This month Amazon announced a change to the Kindle Unlimited payout system. Effective from July 1st, authors will be paid based on pages read. At present, authors are paid per book, where a reader has read at least 10% of the book. This change is going to have a significant impact on the incomes of authors, with some seeing an increase and others seeing a decrease, but it was also change the kind of content readers see included in the Kindle Unlimited scheme.
There’s a quiz doing the rounds at the moment called Ten Questions to Know if You’re a Pro, about your attitude to writing and other aspects of life, and apparently you can’t be a professional writer, or claim to be a professional, if you don’t answer yes to them all.
These sorts of things annoy me. The questions are a set of arbitrary rules based around one writer’s experiences, perhaps to justify certain things she does or doesn’t do because it’s a “writerly” thing to do.
I see myself as much a reader as a writer here, if not more so. I do intend, when the time comes, to self-publish what I write; I like the advantages it offers in terms of control, royalties and swiftness of reimbursement. As such, I want to see the self-publishing industry succeed, not just for my own prospects, but because it offers a variety to readers which traditional publishing does not – it contains books which might not be “marketable” or might be “too risky” to the traditional publisher, but which actually are very good, very enjoyable books.

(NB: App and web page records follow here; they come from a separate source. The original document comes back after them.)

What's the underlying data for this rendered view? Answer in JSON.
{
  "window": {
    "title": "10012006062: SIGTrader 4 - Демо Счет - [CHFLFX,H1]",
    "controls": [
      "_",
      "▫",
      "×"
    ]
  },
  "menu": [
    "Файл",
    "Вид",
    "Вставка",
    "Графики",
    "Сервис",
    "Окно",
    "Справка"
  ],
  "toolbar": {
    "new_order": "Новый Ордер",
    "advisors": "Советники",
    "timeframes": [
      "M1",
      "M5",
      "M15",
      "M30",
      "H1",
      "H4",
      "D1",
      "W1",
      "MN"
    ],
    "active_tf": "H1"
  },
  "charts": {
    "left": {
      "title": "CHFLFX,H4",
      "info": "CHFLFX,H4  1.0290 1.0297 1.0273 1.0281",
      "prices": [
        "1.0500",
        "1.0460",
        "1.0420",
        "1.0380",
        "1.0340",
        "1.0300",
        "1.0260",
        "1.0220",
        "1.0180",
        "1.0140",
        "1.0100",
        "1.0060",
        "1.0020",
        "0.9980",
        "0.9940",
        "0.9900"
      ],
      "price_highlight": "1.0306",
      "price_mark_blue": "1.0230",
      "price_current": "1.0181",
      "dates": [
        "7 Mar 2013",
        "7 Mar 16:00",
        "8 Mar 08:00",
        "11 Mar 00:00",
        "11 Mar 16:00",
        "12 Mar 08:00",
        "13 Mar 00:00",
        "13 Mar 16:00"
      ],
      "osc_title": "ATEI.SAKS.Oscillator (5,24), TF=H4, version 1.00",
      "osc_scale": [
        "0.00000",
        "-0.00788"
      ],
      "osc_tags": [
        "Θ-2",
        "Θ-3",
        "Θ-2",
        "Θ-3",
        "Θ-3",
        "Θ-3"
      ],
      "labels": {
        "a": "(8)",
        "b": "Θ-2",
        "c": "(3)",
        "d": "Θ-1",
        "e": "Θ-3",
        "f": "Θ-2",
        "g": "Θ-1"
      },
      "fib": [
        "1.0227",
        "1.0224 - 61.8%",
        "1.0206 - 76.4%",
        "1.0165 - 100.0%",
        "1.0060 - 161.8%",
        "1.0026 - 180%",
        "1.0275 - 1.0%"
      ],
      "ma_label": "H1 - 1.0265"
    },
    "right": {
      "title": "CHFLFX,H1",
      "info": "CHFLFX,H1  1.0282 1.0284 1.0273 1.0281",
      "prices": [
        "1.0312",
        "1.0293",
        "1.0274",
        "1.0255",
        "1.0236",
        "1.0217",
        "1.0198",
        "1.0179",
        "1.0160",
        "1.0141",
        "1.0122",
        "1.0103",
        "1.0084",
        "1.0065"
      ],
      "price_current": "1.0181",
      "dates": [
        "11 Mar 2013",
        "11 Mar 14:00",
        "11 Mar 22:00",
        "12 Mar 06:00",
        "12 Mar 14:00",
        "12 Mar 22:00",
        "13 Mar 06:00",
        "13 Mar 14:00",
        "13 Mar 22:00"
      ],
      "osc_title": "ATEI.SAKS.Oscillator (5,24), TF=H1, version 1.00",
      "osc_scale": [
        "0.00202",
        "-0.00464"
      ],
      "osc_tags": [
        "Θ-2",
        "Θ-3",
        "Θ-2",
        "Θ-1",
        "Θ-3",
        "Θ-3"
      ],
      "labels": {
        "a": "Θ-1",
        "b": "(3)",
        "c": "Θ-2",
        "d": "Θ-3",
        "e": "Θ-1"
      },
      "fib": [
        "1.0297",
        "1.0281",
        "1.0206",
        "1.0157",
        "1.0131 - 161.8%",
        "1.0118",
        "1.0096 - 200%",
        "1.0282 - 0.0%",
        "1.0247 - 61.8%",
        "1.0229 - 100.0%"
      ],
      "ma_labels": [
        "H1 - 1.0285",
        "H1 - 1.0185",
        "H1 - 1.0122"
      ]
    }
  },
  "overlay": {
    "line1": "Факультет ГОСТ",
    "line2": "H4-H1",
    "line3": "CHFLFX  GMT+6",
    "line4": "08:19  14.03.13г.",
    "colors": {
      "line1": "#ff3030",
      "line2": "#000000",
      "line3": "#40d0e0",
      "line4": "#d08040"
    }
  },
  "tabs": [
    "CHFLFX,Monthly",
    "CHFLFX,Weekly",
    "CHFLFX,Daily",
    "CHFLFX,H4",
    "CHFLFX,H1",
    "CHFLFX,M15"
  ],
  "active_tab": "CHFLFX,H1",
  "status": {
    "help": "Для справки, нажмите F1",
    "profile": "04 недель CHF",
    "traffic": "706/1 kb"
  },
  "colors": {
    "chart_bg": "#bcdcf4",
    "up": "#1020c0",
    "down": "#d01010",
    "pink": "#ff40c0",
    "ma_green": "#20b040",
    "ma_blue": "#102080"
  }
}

The problem is that self-publishing’s greatest strength is also its greatest weakness: its inclusivity. It means that anyone can publish – good or bad. Finished or unfinished. And that’s what I want to address today.
Amazon have announced Kindle Worlds, a new scheme whereby they intend to publish fanfiction in the Kindle marketplace for money. This will be with the agreement of the owners of the intellectual property, who will also get some of the royalties, but it means that for the first time fans can publish fanfiction and get paid for it, without having to either change all the names to make it look like original fiction, wait a few decades for copyright to run out, or make a deal directly with the rights holder.
Authors will have to meet content guidelines, such as a ban on pornography, extreme violence, and crossovers, and a requirement that the work does not give a “poor customer experience”. There is also a minimum word limit works under 5,000 will not be accepted, and those under 10,000 will receive a reduced royalty rate.
You may possibly have noticed me raving a little bit about my short story, Ailith’s Gift, a few times on my blog. You can hardly blame me: it’s my first story to be published. Well, my second, but the first isn’t viewable any more because the ezine it was published in vanished at some point in the last 5 years. Ailith’s Gift was published in Myths Inscribed back in December; I worked hard to meet the deadline and then to improve it with help from Myths Inscribed lead editor Derek Bowen.
Recently I returned to look at it, and found a few errors, a few things I didn’t like about it any more. Don’t get me wrong: I’m still incredibly proud of it and myself, and for the main part I’m still happy with it, but the distance of time and perhaps a little extra experience has granted me a more objective perspective, not just on the story, but also on my frame of mind at the time I was writing and editing Ailith’s Gift.